**YOUR GOAL:**
Among the entries, find each line that includes the string "headline" and list it.

Top of WORKING DATA

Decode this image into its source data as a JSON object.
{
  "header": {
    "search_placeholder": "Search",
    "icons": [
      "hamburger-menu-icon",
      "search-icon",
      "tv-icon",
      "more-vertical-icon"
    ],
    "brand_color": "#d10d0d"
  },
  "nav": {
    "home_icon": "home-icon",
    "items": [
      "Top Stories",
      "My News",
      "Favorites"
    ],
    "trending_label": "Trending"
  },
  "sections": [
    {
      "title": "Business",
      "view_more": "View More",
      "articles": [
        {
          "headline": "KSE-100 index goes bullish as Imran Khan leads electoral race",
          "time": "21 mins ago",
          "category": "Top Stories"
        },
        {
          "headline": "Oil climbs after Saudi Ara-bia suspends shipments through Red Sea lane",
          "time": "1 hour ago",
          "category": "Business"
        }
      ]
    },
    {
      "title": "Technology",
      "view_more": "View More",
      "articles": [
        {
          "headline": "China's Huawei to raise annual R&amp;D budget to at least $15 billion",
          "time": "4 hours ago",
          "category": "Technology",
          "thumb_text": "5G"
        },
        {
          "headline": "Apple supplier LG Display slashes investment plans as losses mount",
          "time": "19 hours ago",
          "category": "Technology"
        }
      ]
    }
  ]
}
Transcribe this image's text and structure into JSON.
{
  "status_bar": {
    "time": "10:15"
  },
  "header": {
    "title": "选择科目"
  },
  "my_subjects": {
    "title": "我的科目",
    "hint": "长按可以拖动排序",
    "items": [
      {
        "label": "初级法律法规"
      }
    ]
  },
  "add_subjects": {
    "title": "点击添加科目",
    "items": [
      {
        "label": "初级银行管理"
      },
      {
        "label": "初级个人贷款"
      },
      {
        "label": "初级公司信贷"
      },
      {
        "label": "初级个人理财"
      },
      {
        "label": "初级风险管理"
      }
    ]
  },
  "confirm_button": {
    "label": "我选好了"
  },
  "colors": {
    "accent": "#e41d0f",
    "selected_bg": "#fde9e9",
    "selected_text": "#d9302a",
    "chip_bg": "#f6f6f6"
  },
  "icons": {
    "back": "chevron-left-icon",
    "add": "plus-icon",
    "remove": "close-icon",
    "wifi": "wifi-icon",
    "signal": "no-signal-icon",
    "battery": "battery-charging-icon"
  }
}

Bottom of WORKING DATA

**OUTPUT OF THE EXERCISE:**
          "headline": "KSE-100 index goes bullish as Imran Khan leads electoral race",
          "headline": "Oil climbs after Saudi Ara-bia suspends shipments through Red Sea lane",
          "headline": "China's Huawei to raise annual R&amp;D budget to at least $15 billion",
          "headline": "Apple supplier LG Display slashes investment plans as losses mount",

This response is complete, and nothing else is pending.